It must take a fair amount of courage to keep on borrowing when one is already leveraged to the hilt. But what Gautam Adani, chairman and founder of the Adani Group, lacks in cash flows he perhaps makes up with his chutzpah.
With Wednesday’s acquisition of Lanco Infratech’s 1,200 MW thermal power plant in Udupi, at a value of R6,000 crore, the net debt to equity at Adani Power could cross 700%, unless there’s some quick infusion of capital.
Moreover, the consolidated gross debt of Adani Enterprises, the group holding company will increase from R72,440 crore at the end of March 2014. While the management has armed itself with an enabling resolution to raise R6,000 crore, it has clarified there’s no concrete plans to raise funds.
While the Udupi plant may appear to have come cheap — the project was completed at a cost of R6,400 crore — the plant has been beset with problems with the regulator having approved a project cost of R5,600 crore and with the Karnataka government not having paid R1,800 crore of dues.
Analysts aren’t convinced it’s a good deal, pointing out that at an equity investment of R2,000 crore, the implied return on equity is a meagre 6%, not factoring in the risk of continued under-recoveries from Karnataka.

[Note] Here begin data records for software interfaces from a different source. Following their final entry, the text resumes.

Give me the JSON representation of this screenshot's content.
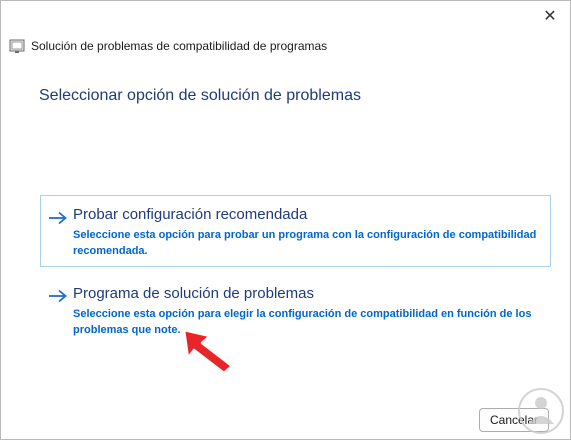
{
  "window": {
    "title": "Solución de problemas de compatibilidad de programas",
    "close_glyph": "✕"
  },
  "page": {
    "heading": "Seleccionar opción de solución de problemas"
  },
  "options": [
    {
      "title": "Probar configuración recomendada",
      "description": "Seleccione esta opción para probar un programa con la configuración de compatibilidad recomendada.",
      "icon": "arrow-right-icon",
      "highlighted": true
    },
    {
      "title": "Programa de solución de problemas",
      "description": "Seleccione esta opción para elegir la configuración de compatibilidad en función de los problemas que note.",
      "icon": "arrow-right-icon",
      "highlighted": false
    }
  ],
  "footer": {
    "cancel_label": "Cancelar"
  },
  "colors": {
    "heading": "#1f3b7a",
    "description": "#0066cc",
    "hover_border": "#a9d3ec",
    "annotation_arrow": "#e8262a"
  }
}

Given the approved equity for the project is R1,400 crore, they believe Adani has paid a premium that will lower the returns.
It is possible, however, that the promoters will be able to resolve some of the issues now that the central government is keen to reform the power sector.
Meanwhile, Adani Power’s losses are expected to go up to around Rs 1,100 crore in FY15 on revenues of close to Rs 20,000 crore.
The group’s finances have been stretched for sometime now — it will pay out some Rs 6,600 crore as interest this year — but that doesn’t deter it from acquiring assets. It recently bought Dhamra Port from Larsen & Toubro and the Tata Group for an estimated Rs 5,000 crore.
Indeed, the group makes no secret of its ambitions. It says it wants to generate 20,000 MW of power by 2020 and with the acquisition of the 1,200MW Udupi power plant would have over 10,000 MW. The group is understood to have made a bid for JP Groups’ hydro-power portfolio, bought by Reliance Power at an enterprise value of Rs 12,000 crore. While there are some concerns about the power piece — how much compensatory tariff it will get, for instance, for the Mundra and Tiroda plants — the business should do well with a little help from regulators
However, the buyout, in May 2011, of the Abbot Point coal terminal in Australia appears to have run into trouble with environmentalists. Moreover, the fall in coal prices to $70 per tonne from $120 per tonne when the terminal was acquired, and the drop in coal traffic, appear to have changed the economics of the venture. The management told analysts recently the the family may sell a part of its stake to fund the capital expenditure for the port.
The management has also pegged capital expenditure at $4 billion for the Carmichael mines, which was approved in May and which has an estimated capacity 60 million tonnes; the port and rail investments are to be incurred by the family.
Adani Ports has a strong portfolio of projects on the Indian west coast other than the flagship Mundra port — a mix of brownfield port development and also as terminal operator at the major ports. This is one business where margins are expected to stay at over 61%, leaving cash flows strong.